On 13th January 2018, the Payment Services Directive 2 (PSD2) came into full effect in 22 European countries, including the UK. This has opened the door to open banking by allowing the use of open APIs to enable apps to access bank data. As part of PSD2, third-party providers are allowed regulated access to customer accounts. This is facilitated by two services – Account Information Services (AIS) and Payment Initiation Services (PIS) – which help simplify the in-store transaction process.
What are Account Information Services?
AIS allows for service providers to have secure access to customer accounts and data, with the content of the customer. This lets the provider give a more detailed overview of the user’s finances, allowing for better insights and analysis.
What are Payment Initiation Services?
PIS allows for service providers to create new payment solutions that will allow for the initiation of payments and financial transactions. This can lower the cost of making payments as they are bank account to bank account based payments and increase convenience.
How many AIS/PIS licenses have been issued in the UK?
We’ve been tracking the number of AIS and PIS licenses that have been issued so far in the UK.
As of April 2019, the number of AIS licenses issued is 50 more than those of PIS, i.e. 80 licenses issued for AIS versus the 30 issued for PIS.
While PIS primarily supports the creation of new payment channels, AIS focuses on account data aggregation. Arguably payments is a harder use-case to get right given the fraud and liability implications. At the same time, there are an increasing number of players that are poised to enter the personal finance space by providing budgeting advice and real-time notifications. The use-cases can also extend to using bank account data to provide more nuanced credit scoring on customers that otherwise would have been denied a loan by traditional lenders. It has been 17 months since PSD2 effect came into effect and while the visible impact to end consumers in the UK has been negligible, it undoubtedly has the potential to have the same disruptive effects as the Unified Payments Interface (UPI) in India or Alipay and Wechat in China.

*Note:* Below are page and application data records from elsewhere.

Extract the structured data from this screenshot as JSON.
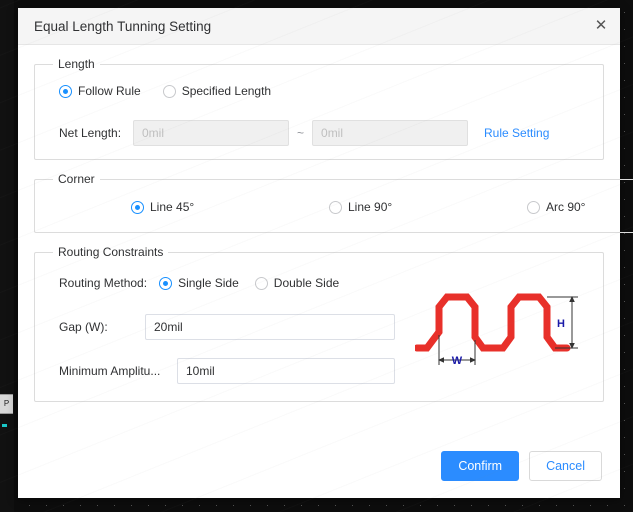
{
  "window": {
    "title": "Equal Length Tunning Setting",
    "close_icon": "close-icon",
    "close_glyph": "✕"
  },
  "length": {
    "legend": "Length",
    "mode_options": [
      {
        "label": "Follow Rule",
        "selected": true
      },
      {
        "label": "Specified Length",
        "selected": false
      }
    ],
    "net_length_label": "Net Length:",
    "net_length_min": {
      "value": "",
      "placeholder": "0mil",
      "disabled": true
    },
    "separator": "~",
    "net_length_max": {
      "value": "",
      "placeholder": "0mil",
      "disabled": true
    },
    "rule_setting_link": "Rule Setting"
  },
  "corner": {
    "legend": "Corner",
    "options": [
      {
        "label": "Line 45°",
        "selected": true
      },
      {
        "label": "Line 90°",
        "selected": false
      },
      {
        "label": "Arc 90°",
        "selected": false
      }
    ]
  },
  "routing_constraints": {
    "legend": "Routing Constraints",
    "routing_method_label": "Routing Method:",
    "routing_method_options": [
      {
        "label": "Single Side",
        "selected": true
      },
      {
        "label": "Double Side",
        "selected": false
      }
    ],
    "gap_label": "Gap (W):",
    "gap_value": "20mil",
    "gap_placeholder": "",
    "min_amplitude_label": "Minimum Amplitu...",
    "min_amplitude_value": "10mil",
    "min_amplitude_placeholder": "",
    "diagram": {
      "name": "serpentine-trace-diagram",
      "trace_color": "#e8302a",
      "dimension_color": "#1a1aa8",
      "width_label": "W",
      "height_label": "H"
    }
  },
  "footer": {
    "confirm_label": "Confirm",
    "cancel_label": "Cancel",
    "confirm_color": "#2b8cff",
    "cancel_text_color": "#2b8cff"
  },
  "background": {
    "panel_tab_label": "P"
  }
}
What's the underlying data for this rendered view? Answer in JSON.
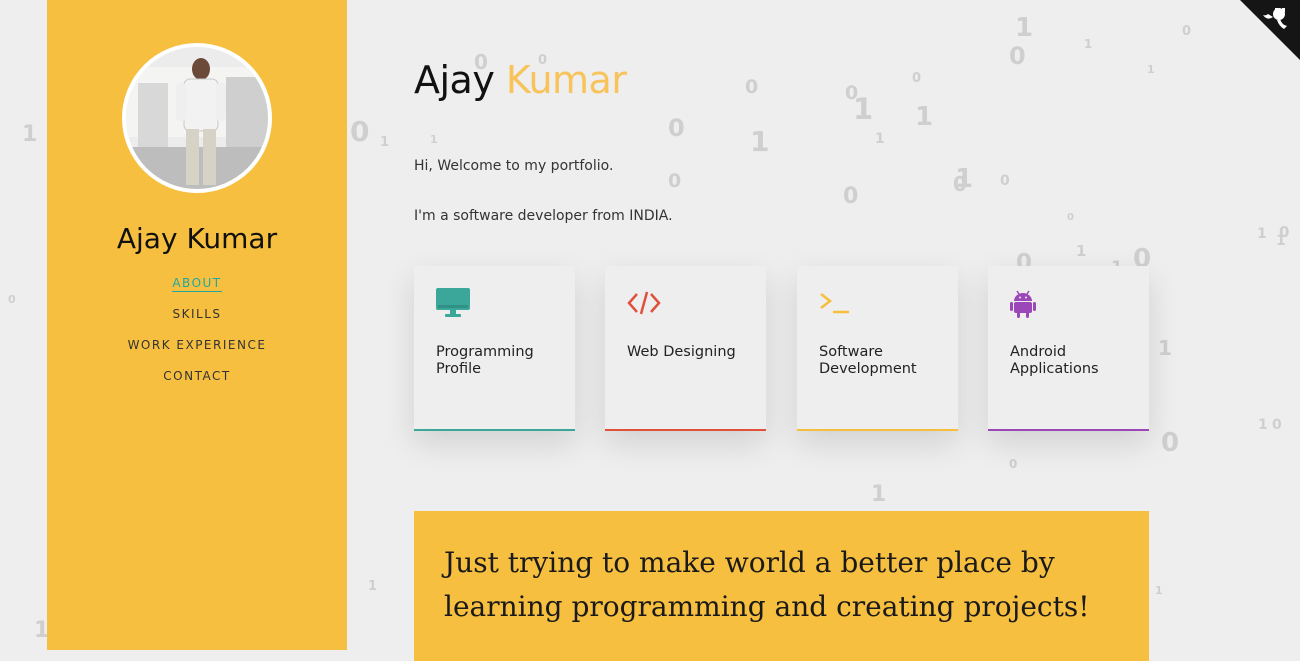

To learn more about Penser’s work in Open Banking, visit our strategic planning service page.